Redemption is being even more cautious. After doing an exhaustive survey of not only how Chattanooga-area churches but Christian congregations across the Southeast are reopening, the church’s leadership has tentatively decided to resume services May 31. However, that date is not set in stone, Hughes says.

“That’s our plan, but the news changes every day. If we feel like it’s safe for people to come back, then that’s when we’ll reopen, and if not, then we have the option of delaying that even further.”

As such, Redemption will be making decisions about how to implement Lee’s guidance in the coming weeks.

“Has there been a spike in cases? Have there been fewer cases? We’re prepared to take every precaution, but we’re waiting to see what happens between now and then,” he adds.

Smith says she feels comfortable returning to Abba’s House, as she feels confident that society has learned how to better take care of itself during the pandemic.

“This time of separation was necessary. It was smart to take this approach early on since we didn’t know how the contagion was going to affect us,” she says. “We now know the elderly are the most vulnerable, and you don’t have to have symptoms to be positive, so we’ve learned a lot while we’ve been separated – including the value of taking special care as we come back together.”

Smith will have a face mask with her, but only in case someone asks her to put it on. “I’ll wear it if I’m instructed to because I want to be respectful and remain under the authority of our pastor,” she explains. “But if we can stay more than 6 feet apart, maybe I’ll leave it off.”

Meeks says he’ll honor any restrictions Abba’s House places on congregants as well, although he adds he’s not convinced they’re necessary.

“I haven’t been as nervous or concerned about the virus. Maybe if I’d had someone close to me who had suffered from COVID-19, I’d feel differently about it,” he says. “But we’re excited about resuming church in person after such a long absence, even with the precautions.”

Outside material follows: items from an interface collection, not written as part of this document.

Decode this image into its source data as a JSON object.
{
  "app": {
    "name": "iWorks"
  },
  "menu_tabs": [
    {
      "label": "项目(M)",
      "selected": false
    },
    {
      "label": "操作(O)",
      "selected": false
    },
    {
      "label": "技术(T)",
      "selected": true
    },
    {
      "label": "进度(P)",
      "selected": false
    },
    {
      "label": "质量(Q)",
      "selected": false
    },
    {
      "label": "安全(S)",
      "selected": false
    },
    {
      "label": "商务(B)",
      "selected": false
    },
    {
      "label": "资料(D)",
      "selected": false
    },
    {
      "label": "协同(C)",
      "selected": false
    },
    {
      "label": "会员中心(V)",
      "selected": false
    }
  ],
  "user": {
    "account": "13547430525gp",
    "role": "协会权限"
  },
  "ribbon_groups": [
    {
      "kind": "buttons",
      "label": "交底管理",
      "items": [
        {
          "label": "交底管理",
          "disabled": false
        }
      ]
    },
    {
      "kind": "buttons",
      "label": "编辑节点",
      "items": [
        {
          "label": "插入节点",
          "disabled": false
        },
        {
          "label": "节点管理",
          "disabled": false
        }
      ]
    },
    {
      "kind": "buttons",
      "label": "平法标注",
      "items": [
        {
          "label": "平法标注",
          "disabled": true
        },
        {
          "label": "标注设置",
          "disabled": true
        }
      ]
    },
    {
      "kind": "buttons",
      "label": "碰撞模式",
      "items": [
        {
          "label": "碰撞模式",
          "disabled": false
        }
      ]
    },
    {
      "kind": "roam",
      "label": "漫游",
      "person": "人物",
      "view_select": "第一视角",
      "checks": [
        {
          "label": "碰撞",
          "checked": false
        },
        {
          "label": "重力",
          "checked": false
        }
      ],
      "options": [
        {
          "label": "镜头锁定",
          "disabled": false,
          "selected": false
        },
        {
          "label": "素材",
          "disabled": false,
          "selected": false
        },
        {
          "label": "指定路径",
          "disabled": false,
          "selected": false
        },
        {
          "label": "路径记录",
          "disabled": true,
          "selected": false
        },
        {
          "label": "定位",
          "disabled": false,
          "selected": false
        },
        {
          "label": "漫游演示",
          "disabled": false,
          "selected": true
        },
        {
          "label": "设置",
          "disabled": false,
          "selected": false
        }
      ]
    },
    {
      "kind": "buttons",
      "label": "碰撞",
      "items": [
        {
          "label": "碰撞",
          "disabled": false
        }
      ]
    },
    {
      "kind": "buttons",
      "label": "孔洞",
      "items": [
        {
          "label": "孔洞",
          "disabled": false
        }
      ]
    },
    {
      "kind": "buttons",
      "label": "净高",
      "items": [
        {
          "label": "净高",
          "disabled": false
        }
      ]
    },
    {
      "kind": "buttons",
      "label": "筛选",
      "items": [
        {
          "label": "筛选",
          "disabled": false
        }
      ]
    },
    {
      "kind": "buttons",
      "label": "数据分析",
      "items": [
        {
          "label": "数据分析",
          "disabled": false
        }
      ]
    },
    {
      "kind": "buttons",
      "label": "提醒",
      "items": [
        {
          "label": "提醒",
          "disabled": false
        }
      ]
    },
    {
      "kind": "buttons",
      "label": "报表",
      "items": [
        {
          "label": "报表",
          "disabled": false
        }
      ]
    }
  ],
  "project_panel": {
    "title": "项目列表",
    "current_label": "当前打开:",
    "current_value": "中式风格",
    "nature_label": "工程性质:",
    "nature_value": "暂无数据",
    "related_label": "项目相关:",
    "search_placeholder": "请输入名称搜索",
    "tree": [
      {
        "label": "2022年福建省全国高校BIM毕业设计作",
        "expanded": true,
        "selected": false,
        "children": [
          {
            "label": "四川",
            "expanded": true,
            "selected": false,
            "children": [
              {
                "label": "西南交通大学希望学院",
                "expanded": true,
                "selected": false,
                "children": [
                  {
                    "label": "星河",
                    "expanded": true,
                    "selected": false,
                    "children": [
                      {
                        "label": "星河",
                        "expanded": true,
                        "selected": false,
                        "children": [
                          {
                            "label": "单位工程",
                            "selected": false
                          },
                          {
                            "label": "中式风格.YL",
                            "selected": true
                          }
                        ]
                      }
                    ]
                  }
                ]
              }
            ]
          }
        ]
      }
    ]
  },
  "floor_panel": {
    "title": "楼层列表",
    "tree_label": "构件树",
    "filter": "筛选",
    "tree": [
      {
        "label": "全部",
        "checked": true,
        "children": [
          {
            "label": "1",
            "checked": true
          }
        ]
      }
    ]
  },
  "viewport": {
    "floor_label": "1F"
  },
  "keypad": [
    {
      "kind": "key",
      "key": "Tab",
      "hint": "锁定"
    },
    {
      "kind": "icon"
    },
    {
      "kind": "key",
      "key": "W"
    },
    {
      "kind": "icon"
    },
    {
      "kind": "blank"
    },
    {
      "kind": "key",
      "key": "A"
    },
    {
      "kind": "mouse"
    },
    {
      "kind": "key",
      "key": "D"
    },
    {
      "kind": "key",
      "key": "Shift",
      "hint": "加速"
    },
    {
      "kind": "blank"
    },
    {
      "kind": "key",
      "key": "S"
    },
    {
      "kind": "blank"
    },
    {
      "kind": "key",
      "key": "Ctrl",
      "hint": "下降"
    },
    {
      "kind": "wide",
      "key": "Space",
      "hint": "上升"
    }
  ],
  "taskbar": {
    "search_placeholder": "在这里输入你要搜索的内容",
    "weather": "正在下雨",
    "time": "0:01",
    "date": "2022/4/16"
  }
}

Meeks says he’ll honor the restrictions, even though he’s going to “have a bit of a hard time with them.” That said, he says some worshippers might be tempted to push the boundaries.

“I bet there are going to be some people who don’t just fist bump or wave at each other but hug anyway, and while I will be very sensitive to not hug anyone who doesn’t want me to, if someone wants a hug from me, I’m not going to turn them down.”

Smith likely won’t be seeking a hug from Meeks, but she is looking forward to seeing her church family again. “There’s going to be a lot of excitement because we’ve missed each other,” she says. “It will be healing for us to get back together.”

Garmany says he and the rest of the leadership at Freedom Church are looking forward to resuming in-person services May 24. “I’m glad we’ve been able to have the online experience, but there’s nothing like people gathering together to worship,” he enthuses. “Some of my greatest moments with God have taken place in those corporate environments, whether it was a conference or a church service, and I’m excited about getting everyone back together.”

Among the questions that remain in the midst of the pandemic is how the coronavirus will affect church culture moving forward. Garmany doesn’t think it will have a lasting impact on how people will interact with each other, especially after scientists develop a cure – which he says he believes will happen.

“We went from handshakes to fist bumps because the medical community said it would be safer,” he says. “But I don’t think elbow bumps will become the new culture because first bumps are still too cool.”

Hughes, however, thinks social distancing could become “the new norm.” To drive home this point, he and the rest of the staff at Redemption will be wearing bright yellow t-shirts with the phrase “Air hugs!” sandwiched between two outstretched arms when the church reopens.

“We like to shake hands, high-five, fist bump and hug,” he adds. “But we’re making every effort to let people know we don’t do that anymore.”

At least he knows he won’t be asked to wear a suit and tie when he arrives to claim his reservation.